> Material to process
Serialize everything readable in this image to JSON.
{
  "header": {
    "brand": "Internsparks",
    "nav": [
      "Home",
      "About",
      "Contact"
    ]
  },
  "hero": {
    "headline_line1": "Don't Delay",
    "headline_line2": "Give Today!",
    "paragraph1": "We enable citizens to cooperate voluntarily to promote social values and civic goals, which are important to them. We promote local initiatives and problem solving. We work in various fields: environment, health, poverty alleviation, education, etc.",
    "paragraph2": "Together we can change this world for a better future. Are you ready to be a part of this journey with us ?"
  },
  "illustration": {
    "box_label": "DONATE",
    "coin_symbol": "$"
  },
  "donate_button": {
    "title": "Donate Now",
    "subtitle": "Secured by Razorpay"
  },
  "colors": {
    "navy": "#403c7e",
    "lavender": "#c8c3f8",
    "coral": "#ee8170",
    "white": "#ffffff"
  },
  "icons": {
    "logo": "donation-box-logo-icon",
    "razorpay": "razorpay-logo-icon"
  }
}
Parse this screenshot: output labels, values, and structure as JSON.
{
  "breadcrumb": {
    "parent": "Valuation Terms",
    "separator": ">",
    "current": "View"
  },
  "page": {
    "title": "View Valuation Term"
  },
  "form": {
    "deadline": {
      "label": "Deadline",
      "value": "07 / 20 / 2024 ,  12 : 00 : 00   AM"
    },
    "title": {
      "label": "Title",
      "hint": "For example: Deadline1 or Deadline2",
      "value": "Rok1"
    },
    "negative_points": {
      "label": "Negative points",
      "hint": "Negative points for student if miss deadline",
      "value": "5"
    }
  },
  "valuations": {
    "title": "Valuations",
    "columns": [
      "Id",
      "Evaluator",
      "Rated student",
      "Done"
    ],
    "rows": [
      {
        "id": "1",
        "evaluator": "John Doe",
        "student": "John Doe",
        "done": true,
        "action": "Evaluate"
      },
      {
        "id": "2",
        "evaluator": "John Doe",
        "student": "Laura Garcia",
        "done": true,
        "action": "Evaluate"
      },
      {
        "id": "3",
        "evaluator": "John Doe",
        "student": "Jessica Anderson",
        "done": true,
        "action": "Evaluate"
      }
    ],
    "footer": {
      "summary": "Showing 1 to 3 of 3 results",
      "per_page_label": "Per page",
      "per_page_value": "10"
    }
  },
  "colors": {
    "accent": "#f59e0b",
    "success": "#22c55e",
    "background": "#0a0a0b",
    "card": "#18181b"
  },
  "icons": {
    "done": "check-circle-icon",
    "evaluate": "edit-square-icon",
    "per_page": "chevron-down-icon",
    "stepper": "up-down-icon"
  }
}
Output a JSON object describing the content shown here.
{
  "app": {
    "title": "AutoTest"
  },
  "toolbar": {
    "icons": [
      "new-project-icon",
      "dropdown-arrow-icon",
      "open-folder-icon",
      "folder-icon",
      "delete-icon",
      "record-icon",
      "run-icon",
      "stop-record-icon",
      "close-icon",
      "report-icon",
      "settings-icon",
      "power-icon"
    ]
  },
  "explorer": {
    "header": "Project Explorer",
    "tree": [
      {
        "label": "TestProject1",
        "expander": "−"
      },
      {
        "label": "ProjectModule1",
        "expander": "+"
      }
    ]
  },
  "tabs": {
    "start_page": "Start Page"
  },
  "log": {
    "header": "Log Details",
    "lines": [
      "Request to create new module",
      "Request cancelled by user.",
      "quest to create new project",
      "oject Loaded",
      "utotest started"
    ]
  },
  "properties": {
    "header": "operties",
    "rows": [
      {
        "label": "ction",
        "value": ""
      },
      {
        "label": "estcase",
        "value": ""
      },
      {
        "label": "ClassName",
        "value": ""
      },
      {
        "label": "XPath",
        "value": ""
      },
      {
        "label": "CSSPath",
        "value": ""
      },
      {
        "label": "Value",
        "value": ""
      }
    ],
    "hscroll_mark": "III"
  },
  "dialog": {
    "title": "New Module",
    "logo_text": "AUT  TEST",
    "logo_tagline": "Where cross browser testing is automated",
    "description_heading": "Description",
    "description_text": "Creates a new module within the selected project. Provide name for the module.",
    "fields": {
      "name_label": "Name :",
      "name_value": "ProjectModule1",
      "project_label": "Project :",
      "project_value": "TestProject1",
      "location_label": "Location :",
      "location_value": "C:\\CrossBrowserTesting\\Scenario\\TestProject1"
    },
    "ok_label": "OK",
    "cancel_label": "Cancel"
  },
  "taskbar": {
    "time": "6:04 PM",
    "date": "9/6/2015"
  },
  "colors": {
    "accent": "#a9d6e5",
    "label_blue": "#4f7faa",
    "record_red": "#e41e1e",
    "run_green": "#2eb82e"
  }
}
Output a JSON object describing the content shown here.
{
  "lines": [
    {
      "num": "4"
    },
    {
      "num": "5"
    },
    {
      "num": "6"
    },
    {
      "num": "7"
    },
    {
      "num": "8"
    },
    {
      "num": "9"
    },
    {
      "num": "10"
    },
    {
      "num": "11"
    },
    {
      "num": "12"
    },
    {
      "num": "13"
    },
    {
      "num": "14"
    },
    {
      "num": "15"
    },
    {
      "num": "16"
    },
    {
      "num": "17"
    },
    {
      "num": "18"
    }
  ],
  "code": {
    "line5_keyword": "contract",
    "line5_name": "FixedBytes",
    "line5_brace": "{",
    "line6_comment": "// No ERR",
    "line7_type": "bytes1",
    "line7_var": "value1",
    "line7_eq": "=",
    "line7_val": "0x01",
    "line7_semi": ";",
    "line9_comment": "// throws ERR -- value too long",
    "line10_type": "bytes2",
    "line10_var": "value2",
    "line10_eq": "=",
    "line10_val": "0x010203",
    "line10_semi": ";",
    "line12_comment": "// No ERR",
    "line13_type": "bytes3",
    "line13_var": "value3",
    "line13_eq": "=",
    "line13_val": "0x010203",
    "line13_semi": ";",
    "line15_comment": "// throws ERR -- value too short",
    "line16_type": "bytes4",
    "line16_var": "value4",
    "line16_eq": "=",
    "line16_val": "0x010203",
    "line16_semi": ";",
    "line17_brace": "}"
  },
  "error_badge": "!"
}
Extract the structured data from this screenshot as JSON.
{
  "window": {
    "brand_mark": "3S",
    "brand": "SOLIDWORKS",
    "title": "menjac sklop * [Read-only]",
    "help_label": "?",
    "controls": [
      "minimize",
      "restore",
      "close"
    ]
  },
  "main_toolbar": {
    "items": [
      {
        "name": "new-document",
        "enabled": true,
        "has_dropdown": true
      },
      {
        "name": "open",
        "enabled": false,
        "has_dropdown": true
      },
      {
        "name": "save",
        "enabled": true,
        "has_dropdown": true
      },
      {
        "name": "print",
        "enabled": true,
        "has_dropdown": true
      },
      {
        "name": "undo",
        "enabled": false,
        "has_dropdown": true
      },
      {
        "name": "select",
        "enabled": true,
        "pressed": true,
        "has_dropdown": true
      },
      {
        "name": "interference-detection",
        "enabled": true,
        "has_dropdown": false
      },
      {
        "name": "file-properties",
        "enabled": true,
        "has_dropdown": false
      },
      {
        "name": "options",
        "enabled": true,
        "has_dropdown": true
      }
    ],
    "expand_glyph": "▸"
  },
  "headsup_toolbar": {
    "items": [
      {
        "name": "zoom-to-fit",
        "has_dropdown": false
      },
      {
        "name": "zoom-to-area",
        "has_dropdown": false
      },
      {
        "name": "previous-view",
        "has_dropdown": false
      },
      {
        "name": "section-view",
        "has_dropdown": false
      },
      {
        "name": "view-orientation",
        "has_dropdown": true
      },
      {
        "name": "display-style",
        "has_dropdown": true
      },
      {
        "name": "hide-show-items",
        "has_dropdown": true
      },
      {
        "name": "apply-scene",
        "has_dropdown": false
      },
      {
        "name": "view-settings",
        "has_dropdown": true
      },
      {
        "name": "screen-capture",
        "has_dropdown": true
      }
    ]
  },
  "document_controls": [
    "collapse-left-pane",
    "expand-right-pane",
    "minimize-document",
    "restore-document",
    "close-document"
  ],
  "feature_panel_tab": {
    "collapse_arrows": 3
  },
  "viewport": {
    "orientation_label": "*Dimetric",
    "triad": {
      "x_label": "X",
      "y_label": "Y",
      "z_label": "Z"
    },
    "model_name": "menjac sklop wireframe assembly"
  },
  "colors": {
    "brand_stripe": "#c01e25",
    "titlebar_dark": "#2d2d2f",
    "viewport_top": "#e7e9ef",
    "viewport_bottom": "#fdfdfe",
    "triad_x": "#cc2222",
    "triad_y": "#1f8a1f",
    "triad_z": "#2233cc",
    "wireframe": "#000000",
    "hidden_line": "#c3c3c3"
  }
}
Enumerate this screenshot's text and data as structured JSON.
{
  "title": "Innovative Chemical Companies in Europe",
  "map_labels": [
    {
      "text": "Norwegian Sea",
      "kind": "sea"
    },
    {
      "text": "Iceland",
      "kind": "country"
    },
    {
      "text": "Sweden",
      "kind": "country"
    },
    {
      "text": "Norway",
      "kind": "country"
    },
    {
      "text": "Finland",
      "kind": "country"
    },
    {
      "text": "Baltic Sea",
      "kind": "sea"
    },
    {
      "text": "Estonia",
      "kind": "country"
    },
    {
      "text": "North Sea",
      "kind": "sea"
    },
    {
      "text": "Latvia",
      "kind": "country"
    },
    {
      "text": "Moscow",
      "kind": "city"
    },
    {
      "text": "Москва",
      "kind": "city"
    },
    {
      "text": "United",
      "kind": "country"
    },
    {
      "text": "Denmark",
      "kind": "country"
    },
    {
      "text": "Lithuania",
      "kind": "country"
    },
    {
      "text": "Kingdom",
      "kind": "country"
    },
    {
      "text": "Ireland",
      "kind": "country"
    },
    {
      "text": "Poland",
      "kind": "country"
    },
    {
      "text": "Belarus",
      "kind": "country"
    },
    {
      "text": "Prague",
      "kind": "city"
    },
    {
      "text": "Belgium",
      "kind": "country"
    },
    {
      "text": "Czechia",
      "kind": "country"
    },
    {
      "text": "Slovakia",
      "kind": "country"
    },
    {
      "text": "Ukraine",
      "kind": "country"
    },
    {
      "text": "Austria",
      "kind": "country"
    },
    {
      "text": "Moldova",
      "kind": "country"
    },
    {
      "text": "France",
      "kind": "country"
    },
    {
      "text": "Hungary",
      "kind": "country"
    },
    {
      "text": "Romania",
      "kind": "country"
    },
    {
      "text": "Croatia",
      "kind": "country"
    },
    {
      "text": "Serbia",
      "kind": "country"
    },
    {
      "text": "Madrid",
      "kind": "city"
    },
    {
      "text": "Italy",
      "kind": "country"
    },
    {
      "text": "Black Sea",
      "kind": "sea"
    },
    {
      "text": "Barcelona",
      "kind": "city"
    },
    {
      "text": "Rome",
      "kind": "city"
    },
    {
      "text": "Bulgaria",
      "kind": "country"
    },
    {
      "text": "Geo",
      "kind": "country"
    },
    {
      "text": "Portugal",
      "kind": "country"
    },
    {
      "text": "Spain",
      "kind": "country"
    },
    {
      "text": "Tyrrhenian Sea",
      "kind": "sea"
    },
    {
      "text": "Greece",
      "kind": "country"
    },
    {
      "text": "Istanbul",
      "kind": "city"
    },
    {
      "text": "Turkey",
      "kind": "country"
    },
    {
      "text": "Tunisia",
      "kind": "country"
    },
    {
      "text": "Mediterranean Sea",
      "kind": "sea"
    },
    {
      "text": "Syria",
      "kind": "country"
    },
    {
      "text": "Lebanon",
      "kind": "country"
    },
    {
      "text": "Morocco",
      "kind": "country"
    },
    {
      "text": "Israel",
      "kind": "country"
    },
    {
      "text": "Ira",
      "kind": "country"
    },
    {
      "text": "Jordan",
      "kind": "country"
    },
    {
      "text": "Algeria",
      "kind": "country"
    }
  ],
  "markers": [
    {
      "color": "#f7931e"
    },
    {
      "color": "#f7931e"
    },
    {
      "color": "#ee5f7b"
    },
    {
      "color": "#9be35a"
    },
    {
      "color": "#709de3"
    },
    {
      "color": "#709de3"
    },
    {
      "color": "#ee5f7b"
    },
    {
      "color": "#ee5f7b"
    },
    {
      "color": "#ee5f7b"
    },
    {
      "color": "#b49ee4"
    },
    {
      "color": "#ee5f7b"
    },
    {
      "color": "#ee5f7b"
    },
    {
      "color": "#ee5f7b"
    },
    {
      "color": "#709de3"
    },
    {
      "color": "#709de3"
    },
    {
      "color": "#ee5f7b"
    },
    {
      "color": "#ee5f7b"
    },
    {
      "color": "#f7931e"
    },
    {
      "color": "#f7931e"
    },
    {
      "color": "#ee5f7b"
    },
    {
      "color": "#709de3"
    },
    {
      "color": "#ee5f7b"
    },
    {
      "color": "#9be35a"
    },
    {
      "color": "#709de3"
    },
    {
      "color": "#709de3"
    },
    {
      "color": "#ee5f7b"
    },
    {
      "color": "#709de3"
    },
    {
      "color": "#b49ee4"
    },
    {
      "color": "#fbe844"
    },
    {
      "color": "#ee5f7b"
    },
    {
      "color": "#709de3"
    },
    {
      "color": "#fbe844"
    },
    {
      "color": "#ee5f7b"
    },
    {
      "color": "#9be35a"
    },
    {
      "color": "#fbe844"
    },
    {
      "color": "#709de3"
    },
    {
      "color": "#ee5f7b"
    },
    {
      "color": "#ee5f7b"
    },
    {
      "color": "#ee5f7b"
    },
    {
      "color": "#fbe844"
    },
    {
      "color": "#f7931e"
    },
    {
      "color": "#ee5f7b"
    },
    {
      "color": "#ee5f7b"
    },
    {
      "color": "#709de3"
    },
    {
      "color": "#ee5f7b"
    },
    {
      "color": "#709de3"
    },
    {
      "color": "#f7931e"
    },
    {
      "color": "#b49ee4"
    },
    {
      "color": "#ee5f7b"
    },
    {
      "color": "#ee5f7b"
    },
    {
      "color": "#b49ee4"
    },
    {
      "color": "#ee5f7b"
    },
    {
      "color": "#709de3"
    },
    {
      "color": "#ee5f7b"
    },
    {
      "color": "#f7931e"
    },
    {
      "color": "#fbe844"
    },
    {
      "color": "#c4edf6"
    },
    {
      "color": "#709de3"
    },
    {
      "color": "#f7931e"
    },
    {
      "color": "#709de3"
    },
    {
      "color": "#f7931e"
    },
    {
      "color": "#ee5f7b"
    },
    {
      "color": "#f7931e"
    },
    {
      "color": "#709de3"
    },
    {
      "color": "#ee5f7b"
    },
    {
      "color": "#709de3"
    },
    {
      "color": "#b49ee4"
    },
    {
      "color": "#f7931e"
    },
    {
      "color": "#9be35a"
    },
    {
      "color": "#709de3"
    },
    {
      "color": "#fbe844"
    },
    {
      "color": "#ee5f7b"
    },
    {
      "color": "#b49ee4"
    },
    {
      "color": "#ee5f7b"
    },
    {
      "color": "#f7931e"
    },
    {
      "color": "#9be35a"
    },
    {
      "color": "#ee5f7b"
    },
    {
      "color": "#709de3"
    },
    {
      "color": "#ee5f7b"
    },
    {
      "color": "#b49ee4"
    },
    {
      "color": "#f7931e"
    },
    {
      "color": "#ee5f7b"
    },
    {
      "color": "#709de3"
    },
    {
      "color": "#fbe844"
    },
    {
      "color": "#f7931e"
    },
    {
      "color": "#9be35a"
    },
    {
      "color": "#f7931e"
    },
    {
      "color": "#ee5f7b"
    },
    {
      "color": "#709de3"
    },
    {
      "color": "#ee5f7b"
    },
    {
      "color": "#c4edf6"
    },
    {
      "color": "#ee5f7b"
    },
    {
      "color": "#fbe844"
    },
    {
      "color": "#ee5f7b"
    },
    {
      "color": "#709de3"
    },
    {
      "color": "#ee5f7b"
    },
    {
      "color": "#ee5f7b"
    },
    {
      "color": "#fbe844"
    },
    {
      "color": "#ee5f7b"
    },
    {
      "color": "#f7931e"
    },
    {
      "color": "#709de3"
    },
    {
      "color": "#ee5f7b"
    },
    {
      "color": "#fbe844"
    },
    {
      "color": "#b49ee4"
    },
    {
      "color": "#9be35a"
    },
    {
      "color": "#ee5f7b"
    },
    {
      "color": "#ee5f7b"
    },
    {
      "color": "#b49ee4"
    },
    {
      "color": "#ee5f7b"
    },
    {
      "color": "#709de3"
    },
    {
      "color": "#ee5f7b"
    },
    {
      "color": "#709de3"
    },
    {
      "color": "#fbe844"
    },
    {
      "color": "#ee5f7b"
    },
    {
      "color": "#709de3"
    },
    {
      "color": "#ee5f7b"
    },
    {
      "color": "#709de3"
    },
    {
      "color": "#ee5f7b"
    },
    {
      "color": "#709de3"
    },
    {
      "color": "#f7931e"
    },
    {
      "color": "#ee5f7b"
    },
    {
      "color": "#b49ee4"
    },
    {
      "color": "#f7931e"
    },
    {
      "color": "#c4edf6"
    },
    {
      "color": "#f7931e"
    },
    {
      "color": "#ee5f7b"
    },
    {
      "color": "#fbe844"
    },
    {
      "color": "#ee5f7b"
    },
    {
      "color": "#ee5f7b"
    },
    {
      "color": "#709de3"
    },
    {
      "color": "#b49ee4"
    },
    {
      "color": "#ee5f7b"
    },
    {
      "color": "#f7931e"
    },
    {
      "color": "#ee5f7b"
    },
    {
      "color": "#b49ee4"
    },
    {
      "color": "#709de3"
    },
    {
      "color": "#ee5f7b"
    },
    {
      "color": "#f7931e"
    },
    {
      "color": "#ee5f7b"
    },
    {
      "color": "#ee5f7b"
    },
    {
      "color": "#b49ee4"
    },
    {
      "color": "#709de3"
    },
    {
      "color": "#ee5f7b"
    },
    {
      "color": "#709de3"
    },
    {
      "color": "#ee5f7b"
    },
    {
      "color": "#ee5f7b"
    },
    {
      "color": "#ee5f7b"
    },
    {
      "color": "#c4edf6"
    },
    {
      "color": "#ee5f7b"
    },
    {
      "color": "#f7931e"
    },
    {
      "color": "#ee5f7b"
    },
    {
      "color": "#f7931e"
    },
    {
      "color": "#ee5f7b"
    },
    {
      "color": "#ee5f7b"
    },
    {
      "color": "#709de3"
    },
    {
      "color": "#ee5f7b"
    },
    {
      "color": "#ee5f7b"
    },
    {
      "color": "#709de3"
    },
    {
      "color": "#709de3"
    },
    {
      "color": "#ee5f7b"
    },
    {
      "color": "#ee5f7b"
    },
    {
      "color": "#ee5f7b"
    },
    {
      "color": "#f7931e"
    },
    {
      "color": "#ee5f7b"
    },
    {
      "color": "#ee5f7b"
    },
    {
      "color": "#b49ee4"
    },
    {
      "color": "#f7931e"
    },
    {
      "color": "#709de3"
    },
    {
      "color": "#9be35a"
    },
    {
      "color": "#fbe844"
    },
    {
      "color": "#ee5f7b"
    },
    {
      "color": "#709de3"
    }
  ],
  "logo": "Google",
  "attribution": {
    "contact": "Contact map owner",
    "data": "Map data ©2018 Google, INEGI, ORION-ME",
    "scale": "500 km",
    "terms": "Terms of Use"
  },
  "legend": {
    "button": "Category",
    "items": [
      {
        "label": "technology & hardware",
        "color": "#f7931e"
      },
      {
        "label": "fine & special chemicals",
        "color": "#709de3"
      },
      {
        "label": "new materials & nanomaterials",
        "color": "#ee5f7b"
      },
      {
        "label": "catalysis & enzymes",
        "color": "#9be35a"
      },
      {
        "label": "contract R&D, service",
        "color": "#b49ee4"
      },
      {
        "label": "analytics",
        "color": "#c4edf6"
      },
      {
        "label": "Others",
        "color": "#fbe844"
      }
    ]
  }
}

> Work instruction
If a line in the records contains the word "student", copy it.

> Answer below
      "hint": "Negative points for student if miss deadline",
      "Rated student",
        "student": "John Doe",
        "student": "Laura Garcia",
        "student": "Jessica Anderson",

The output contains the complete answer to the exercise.